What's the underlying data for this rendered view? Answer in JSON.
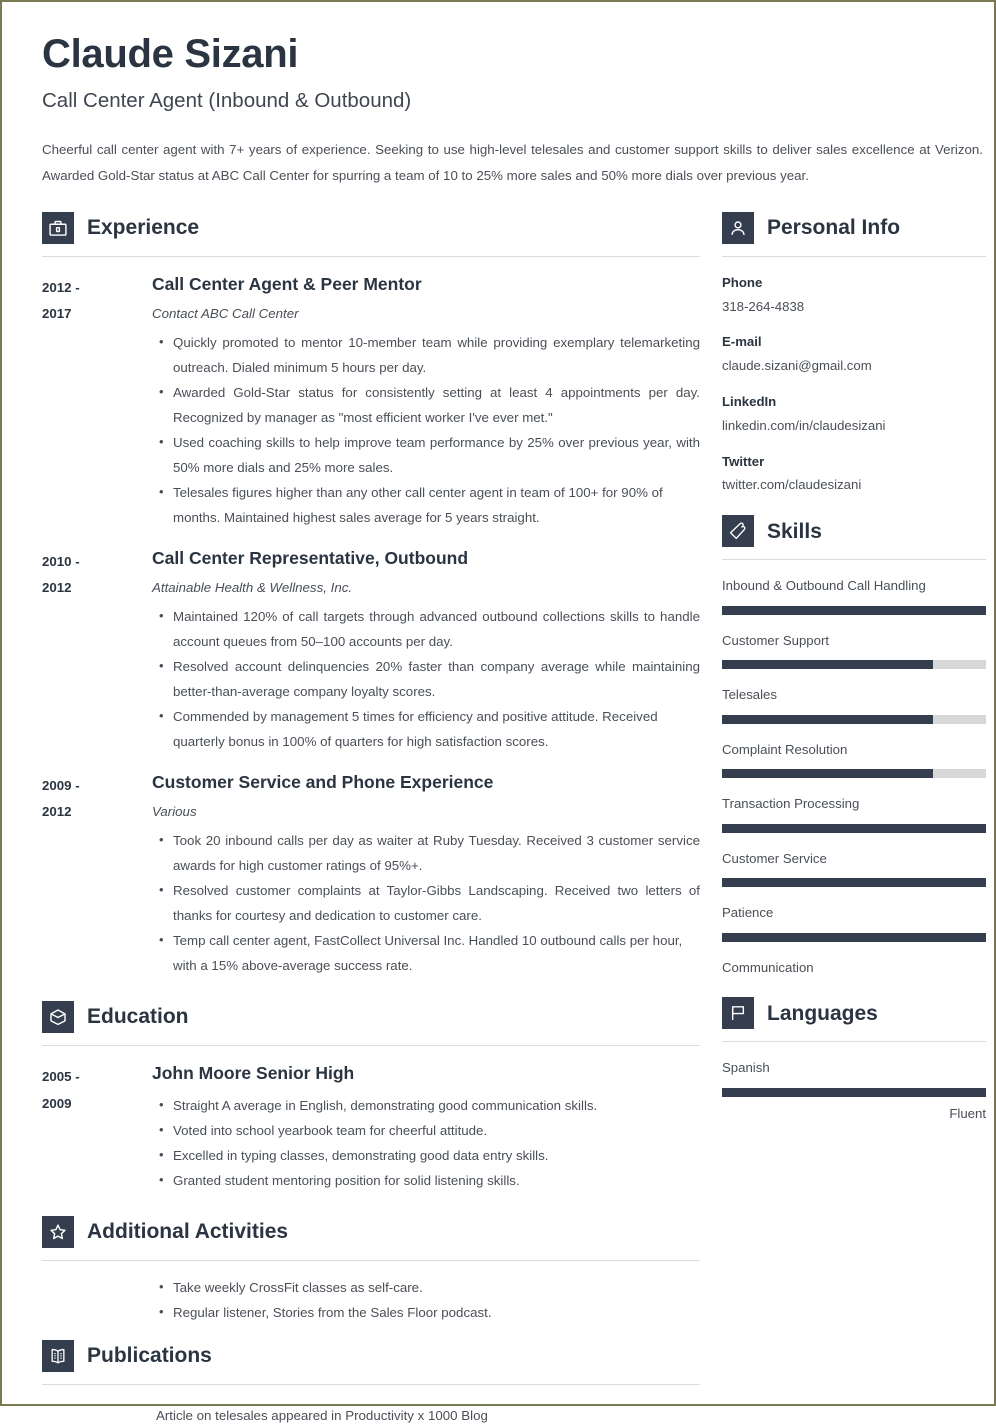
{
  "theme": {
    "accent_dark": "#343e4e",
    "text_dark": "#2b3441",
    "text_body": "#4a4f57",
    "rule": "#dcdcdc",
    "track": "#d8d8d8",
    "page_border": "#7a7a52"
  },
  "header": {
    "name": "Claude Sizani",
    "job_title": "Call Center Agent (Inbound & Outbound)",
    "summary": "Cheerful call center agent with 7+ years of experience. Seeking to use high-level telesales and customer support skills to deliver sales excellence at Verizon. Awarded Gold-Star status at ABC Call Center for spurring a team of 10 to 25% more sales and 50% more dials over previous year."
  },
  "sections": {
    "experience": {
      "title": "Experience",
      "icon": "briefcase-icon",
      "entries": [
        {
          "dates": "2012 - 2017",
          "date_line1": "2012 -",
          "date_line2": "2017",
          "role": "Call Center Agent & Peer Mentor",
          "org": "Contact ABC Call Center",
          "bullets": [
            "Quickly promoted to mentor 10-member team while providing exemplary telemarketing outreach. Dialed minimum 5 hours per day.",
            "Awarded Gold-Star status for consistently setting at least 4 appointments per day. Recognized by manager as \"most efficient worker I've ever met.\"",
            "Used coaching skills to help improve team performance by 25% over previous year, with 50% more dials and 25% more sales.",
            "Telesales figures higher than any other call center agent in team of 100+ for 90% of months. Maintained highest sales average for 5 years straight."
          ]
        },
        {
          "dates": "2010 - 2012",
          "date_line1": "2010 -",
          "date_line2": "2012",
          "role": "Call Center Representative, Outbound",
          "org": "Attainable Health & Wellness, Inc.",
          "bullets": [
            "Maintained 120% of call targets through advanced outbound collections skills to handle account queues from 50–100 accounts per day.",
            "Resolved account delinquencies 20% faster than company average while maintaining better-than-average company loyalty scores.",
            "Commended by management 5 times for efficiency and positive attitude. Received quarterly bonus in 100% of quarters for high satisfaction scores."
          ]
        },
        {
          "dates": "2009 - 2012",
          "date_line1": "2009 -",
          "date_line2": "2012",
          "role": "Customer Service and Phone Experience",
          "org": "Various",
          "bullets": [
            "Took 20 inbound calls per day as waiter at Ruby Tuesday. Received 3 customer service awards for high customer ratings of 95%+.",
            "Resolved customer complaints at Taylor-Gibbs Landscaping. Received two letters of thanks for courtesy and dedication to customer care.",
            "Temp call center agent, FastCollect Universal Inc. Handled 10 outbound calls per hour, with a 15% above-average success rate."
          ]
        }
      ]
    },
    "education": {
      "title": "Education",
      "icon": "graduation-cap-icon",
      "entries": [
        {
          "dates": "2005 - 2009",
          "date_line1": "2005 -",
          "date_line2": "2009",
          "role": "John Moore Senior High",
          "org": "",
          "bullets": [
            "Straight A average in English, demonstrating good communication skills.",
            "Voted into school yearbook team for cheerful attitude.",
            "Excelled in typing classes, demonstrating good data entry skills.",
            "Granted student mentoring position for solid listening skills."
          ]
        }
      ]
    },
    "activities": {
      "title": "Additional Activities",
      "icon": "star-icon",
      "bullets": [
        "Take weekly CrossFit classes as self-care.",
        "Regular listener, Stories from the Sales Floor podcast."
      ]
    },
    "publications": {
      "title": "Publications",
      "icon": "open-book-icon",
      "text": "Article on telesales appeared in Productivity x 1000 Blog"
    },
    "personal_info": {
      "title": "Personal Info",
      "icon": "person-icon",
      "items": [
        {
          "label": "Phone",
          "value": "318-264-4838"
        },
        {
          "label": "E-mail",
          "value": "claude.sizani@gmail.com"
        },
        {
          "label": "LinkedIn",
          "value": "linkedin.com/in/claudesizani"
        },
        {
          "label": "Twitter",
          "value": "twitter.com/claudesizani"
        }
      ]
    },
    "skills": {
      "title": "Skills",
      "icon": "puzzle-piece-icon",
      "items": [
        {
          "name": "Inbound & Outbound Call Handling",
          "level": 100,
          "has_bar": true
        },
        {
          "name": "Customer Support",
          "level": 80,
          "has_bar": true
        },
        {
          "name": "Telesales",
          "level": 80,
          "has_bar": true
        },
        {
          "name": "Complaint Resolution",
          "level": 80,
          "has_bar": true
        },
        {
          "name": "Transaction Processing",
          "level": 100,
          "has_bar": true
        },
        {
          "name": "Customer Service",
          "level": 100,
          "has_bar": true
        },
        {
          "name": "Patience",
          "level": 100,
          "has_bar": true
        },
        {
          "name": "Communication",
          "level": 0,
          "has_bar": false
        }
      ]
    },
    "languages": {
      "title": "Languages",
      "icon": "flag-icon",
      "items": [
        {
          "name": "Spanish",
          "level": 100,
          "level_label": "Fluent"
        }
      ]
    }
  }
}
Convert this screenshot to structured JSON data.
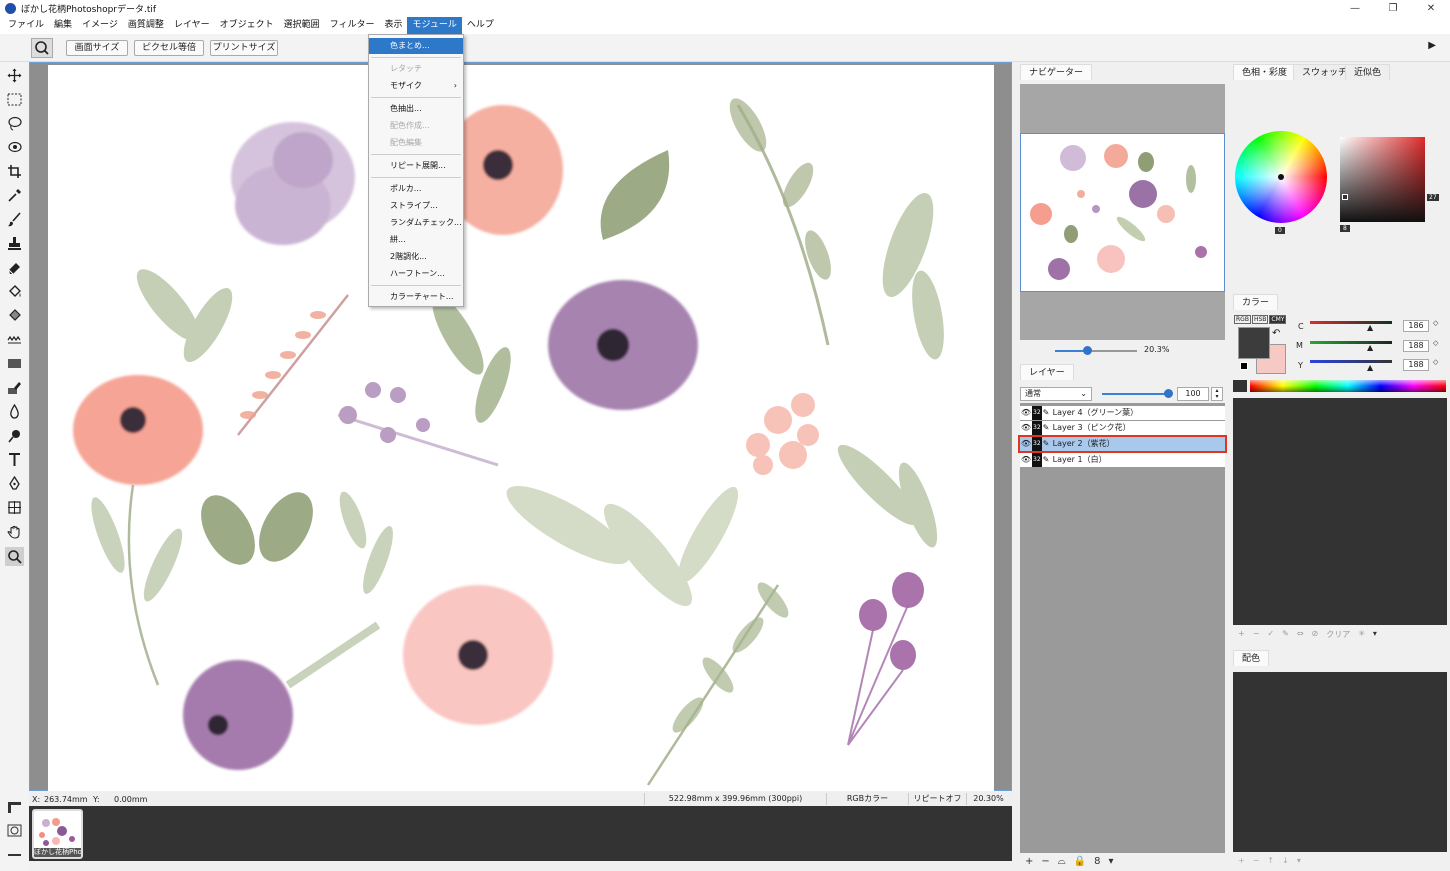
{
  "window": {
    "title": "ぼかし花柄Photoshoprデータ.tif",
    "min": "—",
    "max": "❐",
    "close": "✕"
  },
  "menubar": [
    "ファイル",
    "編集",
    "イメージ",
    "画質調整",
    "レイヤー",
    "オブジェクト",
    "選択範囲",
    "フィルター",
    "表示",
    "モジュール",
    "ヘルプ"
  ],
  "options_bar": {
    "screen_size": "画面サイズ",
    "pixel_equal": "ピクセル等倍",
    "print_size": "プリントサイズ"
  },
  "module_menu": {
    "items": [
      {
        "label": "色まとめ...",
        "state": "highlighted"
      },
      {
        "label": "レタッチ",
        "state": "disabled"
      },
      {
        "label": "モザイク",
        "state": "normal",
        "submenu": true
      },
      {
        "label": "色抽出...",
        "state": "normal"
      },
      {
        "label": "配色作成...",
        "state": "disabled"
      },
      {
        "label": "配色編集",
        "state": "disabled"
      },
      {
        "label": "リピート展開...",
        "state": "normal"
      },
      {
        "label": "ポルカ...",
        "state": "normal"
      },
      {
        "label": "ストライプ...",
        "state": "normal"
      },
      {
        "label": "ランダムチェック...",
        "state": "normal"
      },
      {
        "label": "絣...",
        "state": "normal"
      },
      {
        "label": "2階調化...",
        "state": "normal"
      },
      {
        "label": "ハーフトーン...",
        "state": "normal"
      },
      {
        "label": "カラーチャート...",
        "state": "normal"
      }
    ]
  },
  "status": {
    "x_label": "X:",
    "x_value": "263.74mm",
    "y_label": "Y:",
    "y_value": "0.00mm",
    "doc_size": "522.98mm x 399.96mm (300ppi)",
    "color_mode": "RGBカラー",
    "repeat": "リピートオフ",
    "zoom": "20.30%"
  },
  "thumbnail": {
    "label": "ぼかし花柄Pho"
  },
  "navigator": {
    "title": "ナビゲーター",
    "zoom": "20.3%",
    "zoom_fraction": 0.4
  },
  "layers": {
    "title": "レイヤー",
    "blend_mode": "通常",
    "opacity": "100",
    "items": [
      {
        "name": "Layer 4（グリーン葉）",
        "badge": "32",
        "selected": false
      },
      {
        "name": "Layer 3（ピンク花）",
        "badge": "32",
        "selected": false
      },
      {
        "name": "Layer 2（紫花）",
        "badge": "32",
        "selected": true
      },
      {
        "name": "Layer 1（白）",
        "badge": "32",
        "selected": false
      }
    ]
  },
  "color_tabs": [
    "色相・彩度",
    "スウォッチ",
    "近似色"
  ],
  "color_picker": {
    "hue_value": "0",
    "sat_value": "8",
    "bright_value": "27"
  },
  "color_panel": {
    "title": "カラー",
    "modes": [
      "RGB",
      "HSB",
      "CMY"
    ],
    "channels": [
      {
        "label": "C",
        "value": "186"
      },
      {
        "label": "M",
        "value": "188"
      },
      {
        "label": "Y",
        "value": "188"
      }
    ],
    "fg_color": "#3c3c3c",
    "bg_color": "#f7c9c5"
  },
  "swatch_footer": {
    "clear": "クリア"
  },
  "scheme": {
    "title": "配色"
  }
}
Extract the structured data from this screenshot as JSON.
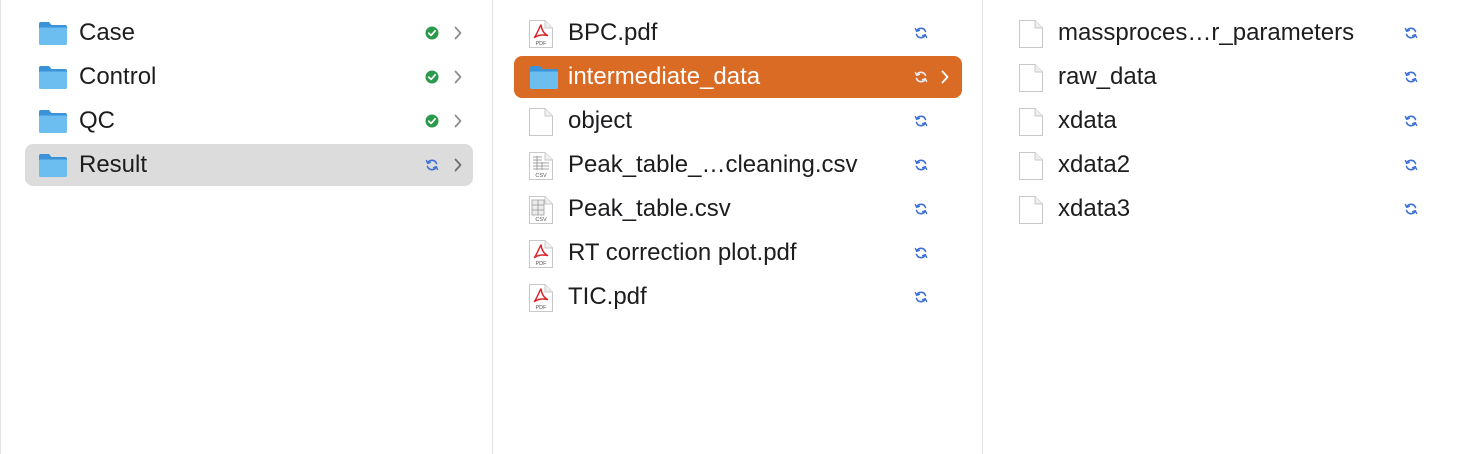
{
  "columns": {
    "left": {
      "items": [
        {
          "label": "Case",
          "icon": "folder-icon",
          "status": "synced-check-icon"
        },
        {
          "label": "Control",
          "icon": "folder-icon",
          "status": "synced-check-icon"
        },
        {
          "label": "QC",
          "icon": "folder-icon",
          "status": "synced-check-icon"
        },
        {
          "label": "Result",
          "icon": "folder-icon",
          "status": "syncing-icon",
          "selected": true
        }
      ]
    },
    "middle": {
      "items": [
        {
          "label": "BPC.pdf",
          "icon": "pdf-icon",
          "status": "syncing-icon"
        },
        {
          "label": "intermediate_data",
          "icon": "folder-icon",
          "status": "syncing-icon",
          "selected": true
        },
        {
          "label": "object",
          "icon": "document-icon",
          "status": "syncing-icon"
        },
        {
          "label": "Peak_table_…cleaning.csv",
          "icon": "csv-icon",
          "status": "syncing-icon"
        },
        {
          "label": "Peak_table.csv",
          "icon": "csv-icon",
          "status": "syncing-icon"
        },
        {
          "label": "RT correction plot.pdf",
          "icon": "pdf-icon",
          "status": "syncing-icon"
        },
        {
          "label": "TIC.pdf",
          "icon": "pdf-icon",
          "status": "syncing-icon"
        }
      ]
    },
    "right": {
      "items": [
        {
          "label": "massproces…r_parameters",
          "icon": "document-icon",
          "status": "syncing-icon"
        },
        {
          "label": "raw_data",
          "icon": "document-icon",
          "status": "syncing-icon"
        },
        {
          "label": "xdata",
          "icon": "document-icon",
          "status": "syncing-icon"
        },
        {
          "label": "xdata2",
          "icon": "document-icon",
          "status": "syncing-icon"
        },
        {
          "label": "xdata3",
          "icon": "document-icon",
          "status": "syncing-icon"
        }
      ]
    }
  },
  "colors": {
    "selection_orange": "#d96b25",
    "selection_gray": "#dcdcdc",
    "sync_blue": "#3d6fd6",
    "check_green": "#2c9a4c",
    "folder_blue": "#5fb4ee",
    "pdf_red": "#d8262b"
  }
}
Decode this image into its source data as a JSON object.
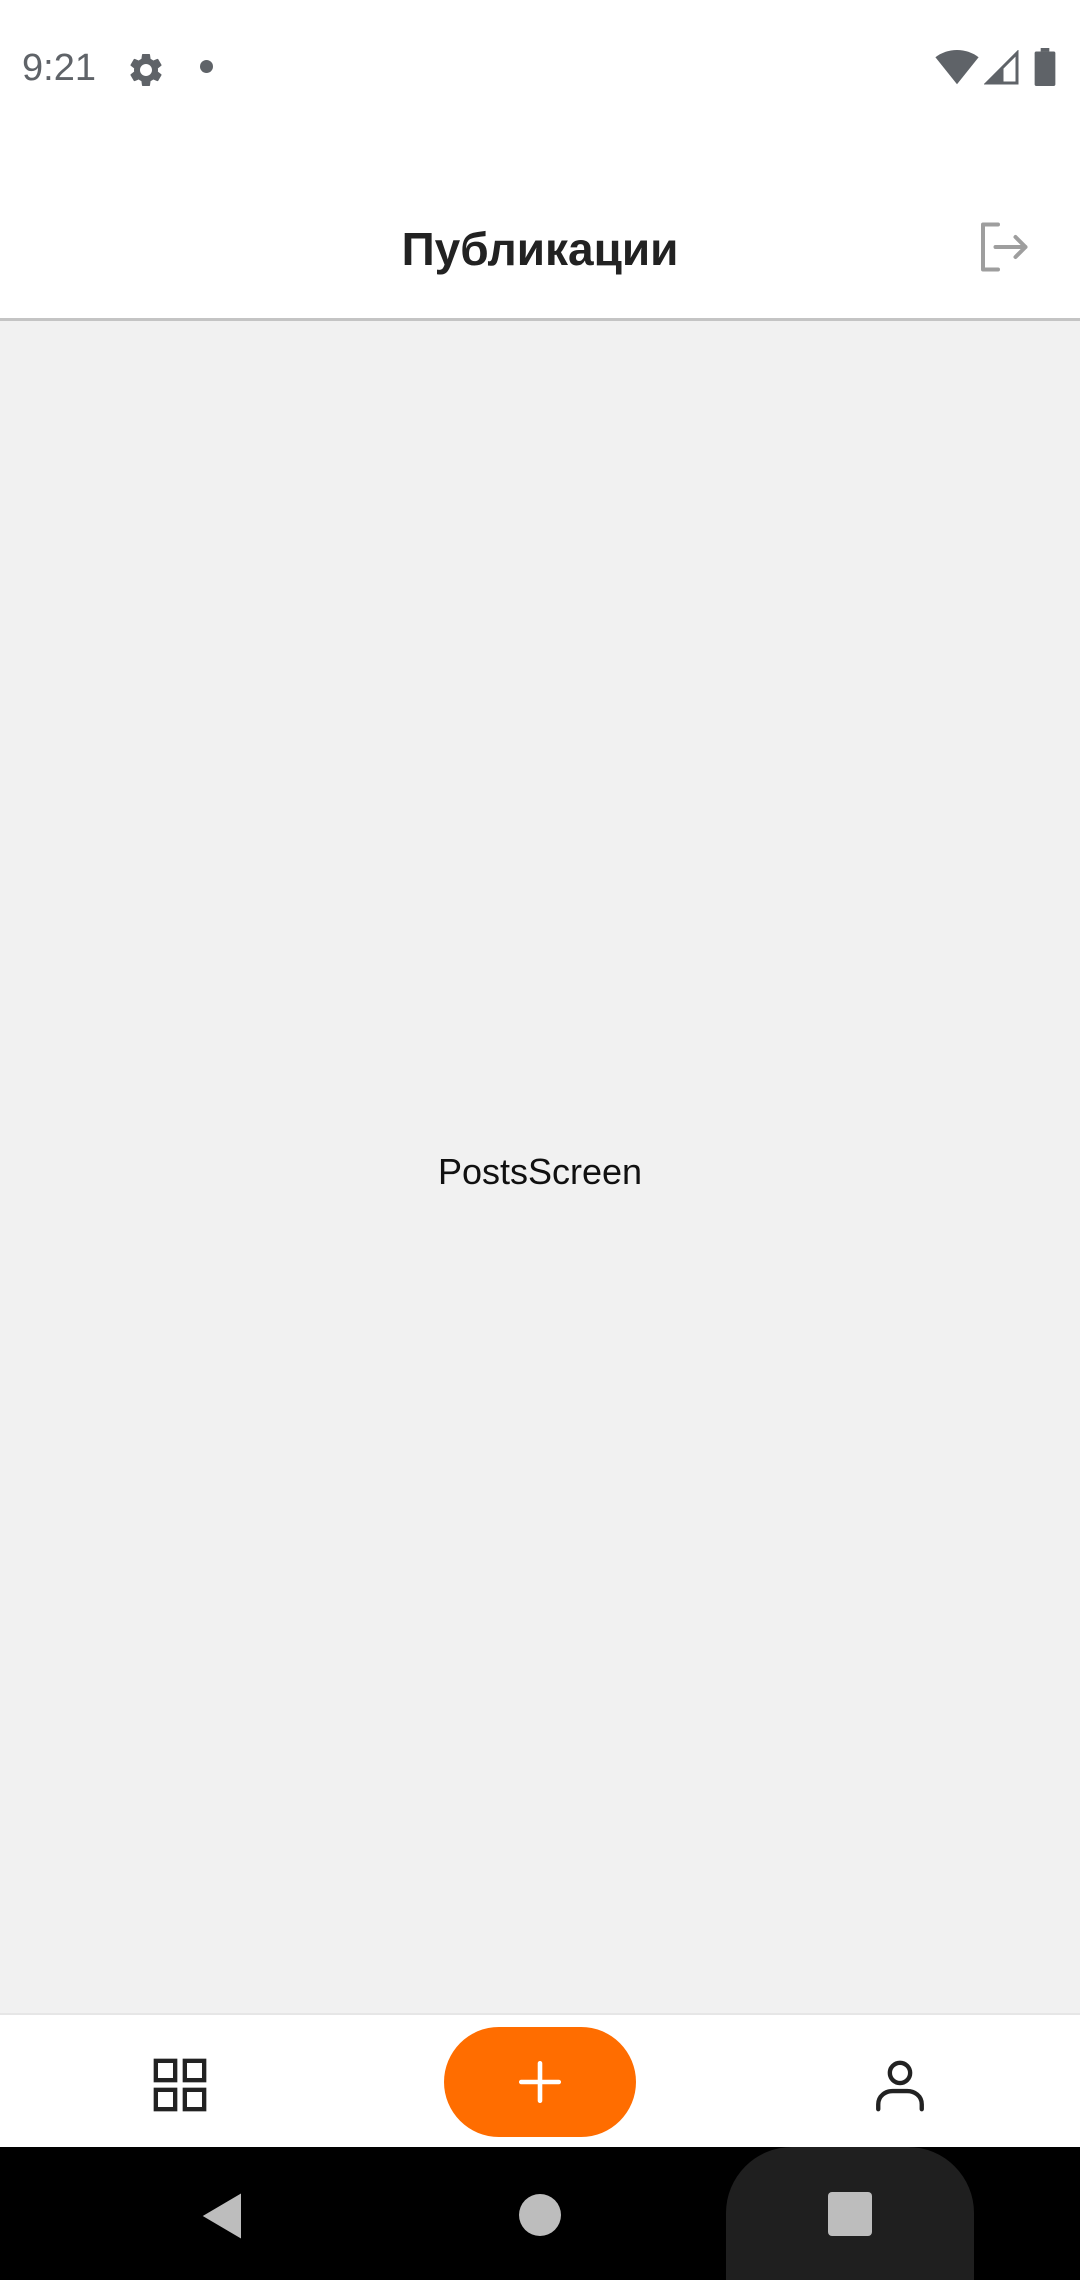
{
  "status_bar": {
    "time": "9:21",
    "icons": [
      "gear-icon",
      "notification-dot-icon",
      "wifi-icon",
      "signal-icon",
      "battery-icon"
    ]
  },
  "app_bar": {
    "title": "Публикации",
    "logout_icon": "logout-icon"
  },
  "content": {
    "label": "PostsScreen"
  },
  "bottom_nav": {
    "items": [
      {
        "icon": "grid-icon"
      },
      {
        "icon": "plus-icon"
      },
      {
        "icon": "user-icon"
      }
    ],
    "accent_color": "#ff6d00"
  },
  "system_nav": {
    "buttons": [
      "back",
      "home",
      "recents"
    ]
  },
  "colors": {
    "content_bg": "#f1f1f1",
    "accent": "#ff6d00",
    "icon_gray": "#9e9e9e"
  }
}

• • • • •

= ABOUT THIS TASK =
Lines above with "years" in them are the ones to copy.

= PROBLEM SOLUTION =
    "summary": "Cheerful call center agent with 7+ years of experience. Seeking to use high-level telesales and customer support skills to deliver sales excellence at Verizon. Awarded Gold-Star status at ABC Call Center for spurring a team of 10 to 25% more sales and 50% more dials over previous year."
            "Telesales figures higher than any other call center agent in team of 100+ for 90% of months. Maintained highest sales average for 5 years straight."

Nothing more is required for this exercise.